TASK STATEMENT ::
Go through the records line by line. Report how many lines contain "Malle", with nothing else.

[Opening RECORD EXCERPTS section]

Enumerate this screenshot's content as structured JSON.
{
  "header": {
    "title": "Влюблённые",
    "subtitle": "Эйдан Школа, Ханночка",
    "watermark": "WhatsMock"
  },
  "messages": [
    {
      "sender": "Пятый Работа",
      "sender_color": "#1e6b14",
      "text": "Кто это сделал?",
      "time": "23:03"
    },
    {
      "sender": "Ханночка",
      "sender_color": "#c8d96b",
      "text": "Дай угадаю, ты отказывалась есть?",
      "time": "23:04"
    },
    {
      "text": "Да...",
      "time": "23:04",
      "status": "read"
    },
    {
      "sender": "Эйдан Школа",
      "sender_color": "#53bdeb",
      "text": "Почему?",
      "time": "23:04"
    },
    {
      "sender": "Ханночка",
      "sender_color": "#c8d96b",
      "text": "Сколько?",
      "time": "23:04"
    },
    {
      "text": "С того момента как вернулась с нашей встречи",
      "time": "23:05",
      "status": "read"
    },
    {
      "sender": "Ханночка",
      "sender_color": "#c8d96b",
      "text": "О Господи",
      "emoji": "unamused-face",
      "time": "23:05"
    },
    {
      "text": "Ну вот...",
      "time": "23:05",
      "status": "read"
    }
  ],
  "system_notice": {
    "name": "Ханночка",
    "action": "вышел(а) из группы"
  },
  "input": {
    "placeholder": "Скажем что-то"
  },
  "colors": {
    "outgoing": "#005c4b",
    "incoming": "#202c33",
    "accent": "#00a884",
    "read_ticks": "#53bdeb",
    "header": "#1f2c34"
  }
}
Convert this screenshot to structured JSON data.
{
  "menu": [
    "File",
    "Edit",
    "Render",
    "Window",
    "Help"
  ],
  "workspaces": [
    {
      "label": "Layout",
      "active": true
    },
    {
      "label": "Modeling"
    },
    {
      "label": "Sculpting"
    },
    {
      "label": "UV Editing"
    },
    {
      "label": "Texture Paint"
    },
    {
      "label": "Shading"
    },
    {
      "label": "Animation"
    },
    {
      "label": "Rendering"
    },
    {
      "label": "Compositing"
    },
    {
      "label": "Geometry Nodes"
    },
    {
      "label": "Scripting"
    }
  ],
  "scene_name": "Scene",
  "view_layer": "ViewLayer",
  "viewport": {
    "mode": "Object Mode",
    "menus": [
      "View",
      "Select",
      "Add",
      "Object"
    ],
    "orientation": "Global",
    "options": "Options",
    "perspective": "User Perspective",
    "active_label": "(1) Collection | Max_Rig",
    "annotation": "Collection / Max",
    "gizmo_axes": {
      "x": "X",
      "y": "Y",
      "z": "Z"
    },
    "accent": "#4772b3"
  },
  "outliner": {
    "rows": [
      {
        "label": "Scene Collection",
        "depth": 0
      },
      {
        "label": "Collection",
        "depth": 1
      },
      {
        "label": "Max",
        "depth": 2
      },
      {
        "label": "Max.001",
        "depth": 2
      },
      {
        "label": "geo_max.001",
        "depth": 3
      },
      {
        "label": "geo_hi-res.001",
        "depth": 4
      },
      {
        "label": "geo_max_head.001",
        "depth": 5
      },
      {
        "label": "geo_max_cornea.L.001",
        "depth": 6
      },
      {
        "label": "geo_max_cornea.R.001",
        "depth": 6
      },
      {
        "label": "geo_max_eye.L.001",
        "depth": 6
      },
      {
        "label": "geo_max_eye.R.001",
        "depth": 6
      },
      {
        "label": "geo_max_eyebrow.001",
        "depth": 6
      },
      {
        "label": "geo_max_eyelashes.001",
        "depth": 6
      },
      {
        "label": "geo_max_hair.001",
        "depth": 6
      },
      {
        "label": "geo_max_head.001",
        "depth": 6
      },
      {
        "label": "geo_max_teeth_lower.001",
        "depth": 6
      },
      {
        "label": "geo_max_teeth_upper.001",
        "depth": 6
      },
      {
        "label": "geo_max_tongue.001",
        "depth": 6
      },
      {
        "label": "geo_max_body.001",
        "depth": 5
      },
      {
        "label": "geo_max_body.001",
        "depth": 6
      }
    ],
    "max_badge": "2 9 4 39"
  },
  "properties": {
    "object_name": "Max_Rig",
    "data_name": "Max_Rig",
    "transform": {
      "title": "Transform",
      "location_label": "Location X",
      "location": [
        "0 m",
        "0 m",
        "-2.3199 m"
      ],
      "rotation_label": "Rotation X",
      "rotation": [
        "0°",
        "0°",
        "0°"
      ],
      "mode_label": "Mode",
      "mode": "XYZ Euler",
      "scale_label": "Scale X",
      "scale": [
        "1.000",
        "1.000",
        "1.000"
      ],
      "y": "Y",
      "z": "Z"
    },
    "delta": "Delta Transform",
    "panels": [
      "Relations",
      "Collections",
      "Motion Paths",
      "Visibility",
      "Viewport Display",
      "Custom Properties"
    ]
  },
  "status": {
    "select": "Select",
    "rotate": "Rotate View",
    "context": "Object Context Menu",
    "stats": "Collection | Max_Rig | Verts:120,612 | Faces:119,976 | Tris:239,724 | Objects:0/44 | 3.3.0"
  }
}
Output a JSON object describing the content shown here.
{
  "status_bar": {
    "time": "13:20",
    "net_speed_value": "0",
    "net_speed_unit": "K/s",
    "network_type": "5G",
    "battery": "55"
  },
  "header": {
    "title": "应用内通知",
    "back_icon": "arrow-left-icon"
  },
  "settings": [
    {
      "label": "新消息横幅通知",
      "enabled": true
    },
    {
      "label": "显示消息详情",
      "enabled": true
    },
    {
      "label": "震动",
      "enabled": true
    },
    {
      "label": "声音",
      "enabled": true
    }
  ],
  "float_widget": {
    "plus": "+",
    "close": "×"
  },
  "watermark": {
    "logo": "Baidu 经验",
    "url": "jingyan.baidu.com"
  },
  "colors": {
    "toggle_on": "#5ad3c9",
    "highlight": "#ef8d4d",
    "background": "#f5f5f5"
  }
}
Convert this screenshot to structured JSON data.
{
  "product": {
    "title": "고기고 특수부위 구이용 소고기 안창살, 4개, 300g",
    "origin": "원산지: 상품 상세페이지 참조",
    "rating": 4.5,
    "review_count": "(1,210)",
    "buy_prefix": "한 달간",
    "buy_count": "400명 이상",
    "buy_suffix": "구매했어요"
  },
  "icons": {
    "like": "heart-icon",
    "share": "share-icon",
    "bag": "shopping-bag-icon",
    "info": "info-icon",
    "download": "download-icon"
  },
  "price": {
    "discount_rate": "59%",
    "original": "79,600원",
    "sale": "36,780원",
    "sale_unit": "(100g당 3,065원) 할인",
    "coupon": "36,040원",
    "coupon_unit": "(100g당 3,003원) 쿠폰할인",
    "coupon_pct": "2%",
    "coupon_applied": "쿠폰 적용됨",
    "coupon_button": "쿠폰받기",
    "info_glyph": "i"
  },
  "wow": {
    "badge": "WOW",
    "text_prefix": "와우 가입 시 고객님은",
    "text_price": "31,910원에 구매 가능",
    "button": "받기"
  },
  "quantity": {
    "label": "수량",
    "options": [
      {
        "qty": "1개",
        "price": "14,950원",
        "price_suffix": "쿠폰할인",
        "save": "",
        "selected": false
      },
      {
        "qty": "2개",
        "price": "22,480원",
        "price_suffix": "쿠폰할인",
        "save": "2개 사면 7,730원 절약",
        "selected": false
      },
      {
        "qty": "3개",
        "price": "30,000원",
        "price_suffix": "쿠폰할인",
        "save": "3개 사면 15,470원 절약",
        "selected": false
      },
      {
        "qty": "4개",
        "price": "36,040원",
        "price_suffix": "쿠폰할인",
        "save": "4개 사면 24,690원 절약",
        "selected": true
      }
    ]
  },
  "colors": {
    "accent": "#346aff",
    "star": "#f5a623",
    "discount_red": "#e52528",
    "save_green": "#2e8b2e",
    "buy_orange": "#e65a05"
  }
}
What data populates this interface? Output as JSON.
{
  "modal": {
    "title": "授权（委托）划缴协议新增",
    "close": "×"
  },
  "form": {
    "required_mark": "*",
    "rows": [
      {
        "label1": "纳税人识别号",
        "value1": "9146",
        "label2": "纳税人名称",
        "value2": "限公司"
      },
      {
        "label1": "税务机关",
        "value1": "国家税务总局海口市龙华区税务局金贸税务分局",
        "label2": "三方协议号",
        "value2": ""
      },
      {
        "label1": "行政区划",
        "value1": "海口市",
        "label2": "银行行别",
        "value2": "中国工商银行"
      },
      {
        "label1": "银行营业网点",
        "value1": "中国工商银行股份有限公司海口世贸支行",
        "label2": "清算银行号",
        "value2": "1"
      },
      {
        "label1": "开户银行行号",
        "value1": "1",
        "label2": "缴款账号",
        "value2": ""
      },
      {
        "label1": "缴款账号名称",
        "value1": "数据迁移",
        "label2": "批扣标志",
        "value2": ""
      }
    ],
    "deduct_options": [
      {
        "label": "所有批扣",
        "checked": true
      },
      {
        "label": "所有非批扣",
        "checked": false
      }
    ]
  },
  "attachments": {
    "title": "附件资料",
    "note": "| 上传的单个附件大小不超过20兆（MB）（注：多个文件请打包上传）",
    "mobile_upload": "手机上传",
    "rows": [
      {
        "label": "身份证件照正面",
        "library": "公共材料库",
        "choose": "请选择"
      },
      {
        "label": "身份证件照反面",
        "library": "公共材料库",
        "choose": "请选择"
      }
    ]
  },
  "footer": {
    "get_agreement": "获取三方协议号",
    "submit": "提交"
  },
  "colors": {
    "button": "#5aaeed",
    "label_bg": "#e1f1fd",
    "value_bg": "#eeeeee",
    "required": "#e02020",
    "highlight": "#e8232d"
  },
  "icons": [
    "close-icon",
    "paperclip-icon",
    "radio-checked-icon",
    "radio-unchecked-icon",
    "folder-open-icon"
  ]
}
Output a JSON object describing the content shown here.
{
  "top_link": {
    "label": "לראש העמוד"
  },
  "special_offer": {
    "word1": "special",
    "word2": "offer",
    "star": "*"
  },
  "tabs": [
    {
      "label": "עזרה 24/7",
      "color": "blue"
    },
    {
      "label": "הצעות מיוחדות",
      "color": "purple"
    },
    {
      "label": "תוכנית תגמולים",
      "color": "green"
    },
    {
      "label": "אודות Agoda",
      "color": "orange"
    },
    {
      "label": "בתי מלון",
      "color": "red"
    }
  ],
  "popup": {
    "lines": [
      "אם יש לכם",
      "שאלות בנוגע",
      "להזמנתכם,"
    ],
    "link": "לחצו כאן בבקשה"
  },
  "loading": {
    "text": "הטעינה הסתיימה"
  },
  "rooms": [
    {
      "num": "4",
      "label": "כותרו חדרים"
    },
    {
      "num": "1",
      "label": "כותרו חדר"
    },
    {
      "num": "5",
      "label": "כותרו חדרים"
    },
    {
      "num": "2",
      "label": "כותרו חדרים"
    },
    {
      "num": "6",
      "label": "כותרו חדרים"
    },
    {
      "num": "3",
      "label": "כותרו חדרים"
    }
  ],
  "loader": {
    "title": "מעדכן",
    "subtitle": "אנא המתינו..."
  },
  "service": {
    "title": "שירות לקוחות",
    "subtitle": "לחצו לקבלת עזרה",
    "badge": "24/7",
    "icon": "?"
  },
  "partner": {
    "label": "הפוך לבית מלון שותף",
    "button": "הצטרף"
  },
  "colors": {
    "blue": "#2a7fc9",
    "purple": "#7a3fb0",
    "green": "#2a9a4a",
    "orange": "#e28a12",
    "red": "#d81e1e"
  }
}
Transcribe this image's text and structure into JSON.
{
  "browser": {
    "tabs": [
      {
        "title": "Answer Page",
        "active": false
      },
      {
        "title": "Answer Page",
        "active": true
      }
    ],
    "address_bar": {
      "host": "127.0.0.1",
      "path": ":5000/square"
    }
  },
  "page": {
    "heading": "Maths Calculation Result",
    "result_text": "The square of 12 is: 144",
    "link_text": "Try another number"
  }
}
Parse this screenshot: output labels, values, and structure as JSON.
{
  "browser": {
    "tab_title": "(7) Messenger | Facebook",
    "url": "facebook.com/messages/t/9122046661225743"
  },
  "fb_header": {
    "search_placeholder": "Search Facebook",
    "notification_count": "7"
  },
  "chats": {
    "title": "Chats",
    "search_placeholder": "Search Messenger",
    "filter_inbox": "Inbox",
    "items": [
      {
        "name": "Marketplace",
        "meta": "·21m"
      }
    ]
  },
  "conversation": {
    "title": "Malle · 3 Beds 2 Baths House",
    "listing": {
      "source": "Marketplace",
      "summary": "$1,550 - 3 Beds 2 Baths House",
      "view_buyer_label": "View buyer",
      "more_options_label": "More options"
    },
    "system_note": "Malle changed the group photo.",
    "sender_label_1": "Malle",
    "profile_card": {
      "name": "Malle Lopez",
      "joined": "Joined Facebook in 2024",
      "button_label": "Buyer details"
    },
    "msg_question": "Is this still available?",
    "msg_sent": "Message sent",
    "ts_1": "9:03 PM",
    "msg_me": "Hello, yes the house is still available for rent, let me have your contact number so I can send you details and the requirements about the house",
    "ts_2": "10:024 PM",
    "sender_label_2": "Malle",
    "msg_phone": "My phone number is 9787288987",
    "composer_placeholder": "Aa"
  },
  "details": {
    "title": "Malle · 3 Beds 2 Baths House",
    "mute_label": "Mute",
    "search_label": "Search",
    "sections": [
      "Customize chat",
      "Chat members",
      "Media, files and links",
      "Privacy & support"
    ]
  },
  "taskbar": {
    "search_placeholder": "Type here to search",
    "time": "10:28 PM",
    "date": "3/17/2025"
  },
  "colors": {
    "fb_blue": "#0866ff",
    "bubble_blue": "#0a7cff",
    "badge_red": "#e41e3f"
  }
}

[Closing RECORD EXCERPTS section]

WRITTEN ANSWER ::
6